The result of a federal and state review of all tests conducted by the former inspector will be finished this fall but Dougherty said they have found no evidence that this employee's work on the Bay Bridge is suspect.

All concrete strength tests on the foundations' 13 pilings met state specifications and even if the 19-foot segment in question is faulty, the bridge was designed to contains major redundancies that more than compensate for any deficiencies, Dougherty added.

Veteran Caltrans chief bridge engineer Brian Maroney even brought show-and-tell items for the committee:
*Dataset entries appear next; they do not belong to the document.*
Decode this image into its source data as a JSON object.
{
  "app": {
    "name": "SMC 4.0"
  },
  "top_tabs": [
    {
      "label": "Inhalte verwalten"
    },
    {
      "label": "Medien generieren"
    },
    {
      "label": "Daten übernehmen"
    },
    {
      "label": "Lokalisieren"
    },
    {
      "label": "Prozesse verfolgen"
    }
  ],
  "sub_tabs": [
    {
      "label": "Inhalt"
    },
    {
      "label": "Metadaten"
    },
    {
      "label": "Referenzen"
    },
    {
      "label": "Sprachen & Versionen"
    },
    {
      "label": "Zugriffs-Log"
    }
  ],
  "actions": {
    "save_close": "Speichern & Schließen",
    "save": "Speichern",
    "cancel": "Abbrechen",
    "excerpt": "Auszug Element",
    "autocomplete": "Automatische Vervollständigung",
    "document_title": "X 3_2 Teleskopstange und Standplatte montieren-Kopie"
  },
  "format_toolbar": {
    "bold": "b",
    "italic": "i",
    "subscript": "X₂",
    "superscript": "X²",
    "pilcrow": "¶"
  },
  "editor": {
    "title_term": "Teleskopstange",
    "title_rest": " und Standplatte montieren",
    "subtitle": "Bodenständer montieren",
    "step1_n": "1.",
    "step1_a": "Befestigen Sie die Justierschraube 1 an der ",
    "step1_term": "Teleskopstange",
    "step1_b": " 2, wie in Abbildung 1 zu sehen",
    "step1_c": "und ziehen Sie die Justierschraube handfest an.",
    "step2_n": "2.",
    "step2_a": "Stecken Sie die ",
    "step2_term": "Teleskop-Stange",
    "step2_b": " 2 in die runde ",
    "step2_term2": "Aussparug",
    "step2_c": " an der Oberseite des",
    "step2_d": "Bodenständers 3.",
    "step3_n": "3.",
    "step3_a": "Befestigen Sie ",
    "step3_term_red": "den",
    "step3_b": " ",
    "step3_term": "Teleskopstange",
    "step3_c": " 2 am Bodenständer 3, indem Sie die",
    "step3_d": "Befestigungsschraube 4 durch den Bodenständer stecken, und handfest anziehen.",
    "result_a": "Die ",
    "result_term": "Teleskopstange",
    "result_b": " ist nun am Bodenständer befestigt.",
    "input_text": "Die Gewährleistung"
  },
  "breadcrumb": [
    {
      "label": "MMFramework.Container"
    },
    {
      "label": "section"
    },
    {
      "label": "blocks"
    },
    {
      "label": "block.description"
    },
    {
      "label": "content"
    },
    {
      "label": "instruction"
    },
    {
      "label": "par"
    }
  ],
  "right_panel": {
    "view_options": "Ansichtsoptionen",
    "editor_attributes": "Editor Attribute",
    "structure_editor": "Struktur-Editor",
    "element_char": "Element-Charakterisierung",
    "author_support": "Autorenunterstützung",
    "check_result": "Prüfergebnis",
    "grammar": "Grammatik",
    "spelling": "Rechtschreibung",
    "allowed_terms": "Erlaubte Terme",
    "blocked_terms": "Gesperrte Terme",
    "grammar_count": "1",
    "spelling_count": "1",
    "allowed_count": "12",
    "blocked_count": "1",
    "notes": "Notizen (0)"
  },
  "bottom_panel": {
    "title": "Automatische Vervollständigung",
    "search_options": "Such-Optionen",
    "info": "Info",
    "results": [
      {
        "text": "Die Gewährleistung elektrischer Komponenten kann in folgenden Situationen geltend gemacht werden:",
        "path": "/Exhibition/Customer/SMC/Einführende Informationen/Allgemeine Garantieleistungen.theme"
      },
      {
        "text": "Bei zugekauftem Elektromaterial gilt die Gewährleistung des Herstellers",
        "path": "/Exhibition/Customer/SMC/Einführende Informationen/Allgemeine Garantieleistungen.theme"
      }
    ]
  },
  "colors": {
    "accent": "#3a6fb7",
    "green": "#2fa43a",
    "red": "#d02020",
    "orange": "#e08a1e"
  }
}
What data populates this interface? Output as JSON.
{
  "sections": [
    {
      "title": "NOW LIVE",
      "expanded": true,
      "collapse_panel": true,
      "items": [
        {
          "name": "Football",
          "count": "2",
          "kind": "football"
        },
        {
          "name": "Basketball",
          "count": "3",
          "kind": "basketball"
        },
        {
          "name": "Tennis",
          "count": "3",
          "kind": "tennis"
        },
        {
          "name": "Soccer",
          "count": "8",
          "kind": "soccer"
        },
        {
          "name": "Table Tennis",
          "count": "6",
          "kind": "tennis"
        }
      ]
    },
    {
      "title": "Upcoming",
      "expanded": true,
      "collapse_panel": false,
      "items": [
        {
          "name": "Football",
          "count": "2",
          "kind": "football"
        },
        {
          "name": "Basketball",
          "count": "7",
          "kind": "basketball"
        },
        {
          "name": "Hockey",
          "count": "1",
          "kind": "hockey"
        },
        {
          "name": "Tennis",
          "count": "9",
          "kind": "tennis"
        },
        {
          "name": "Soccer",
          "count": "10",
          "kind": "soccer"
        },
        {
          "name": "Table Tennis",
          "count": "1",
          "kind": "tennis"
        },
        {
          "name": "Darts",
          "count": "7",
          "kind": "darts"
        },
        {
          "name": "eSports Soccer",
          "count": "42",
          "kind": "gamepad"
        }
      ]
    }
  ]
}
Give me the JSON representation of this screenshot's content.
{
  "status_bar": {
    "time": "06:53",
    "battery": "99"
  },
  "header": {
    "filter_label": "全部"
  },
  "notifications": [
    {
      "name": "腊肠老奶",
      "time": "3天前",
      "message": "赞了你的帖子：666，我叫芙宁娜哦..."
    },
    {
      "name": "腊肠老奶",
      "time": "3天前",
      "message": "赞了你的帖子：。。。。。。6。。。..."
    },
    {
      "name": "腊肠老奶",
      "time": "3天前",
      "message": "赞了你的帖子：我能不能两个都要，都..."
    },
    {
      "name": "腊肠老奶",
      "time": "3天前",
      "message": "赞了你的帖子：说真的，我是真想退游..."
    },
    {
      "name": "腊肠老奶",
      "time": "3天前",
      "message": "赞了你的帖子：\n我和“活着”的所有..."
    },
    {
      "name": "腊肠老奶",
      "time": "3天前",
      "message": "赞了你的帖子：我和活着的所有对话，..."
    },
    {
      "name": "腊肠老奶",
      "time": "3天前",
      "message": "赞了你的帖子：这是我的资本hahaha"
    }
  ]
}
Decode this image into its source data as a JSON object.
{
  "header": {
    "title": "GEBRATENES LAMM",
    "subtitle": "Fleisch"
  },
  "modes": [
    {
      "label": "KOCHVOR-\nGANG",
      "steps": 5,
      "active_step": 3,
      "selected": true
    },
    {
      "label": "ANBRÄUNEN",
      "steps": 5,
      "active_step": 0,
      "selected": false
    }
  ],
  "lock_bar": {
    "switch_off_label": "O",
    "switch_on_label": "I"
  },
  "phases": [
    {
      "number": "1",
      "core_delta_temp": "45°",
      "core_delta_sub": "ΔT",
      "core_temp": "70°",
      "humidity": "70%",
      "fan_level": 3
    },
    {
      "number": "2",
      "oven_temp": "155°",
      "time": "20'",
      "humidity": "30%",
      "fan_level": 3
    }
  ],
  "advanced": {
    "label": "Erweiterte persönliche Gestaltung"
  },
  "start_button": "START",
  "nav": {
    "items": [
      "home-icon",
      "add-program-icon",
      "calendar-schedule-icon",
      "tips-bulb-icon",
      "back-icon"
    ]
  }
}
  • An incredibly hard two-foot long rock core sample brought up from 185 feet below the water's surface where the world's largest single-tower self-anchored suspension span is attached to bedrock.

  • A pebble like the tens of thousands of pieces of tiny aggregate used to strengthen the concrete poured into the 13 pilings that make up the base of the foundation.

  • A half-dozen charts displaying the results of multiple favorable concrete tests and highly sophisticated computer modeling that shows the bridge will remain usable after a major earthquake, a higher standard than anywhere else in the nation.

    "I can assure you there is not a single structure where more analysis, more testing or more independent review has been done than on the new San Francisco-Oakland Bay Bridge," said Frieder Seible, dean of the engineering school at the University of California at San Diego, chairman of the Caltrans' Seismic Advisory Board and designer of dozens of bridges around the world. "This is where I derive my comfort in saying the bridge is seismically safe."

    Seible urged the state to avoid undertaking any third-party review that would delay the eastern span's scheduled Labor Day 2013 opening, noting that the existing 1936 bridge is a known seismic hazard.

    "An earthquake waits for no one," Seible said."

    Contact Lisa Vorderbrueggen at 925-945-4773, Twitter @lvorderbrueggen or www.facebook.com/lvorderbrueggen.

    BAY BRIDGE TIMELINE
    Nov. 12, 1936: San Francisco-Oakland Bay Bridge opens to traffic.
    Oct. 17, 1989: Loma Prieta earthquake sheers bolts on a portion of the upper deck, causing a 50-foot, 250-ton section of the upper deck to collapse. One motorist dies.
    September 1996: Estimates put the cost of a new eastern span at a range of $902 million to $1.4 billion depending on design.
    2001: Construction cost estimates soar to $3.04 billion.
    2004: The price tag jumps again -- to $5.1 billion -- when the global steel market tightens.
    July 2005: In an attempt to staunch cost overruns, Legislature creates the three-pronged Toll Bridge Project Oversight Committee, comprised of Caltrans, Metropolitan Transportation Commission (acting as the Bay Area Toll Authority) and the California Transportation Commission.
    2005 through June 2012: Costs continue to escalate but at a lesser rate, rising from $5.4 billion in October 2005 to $6.41 billion as of June.
    Labor Day, 2013: Estimated completion date.
    Source: BANG research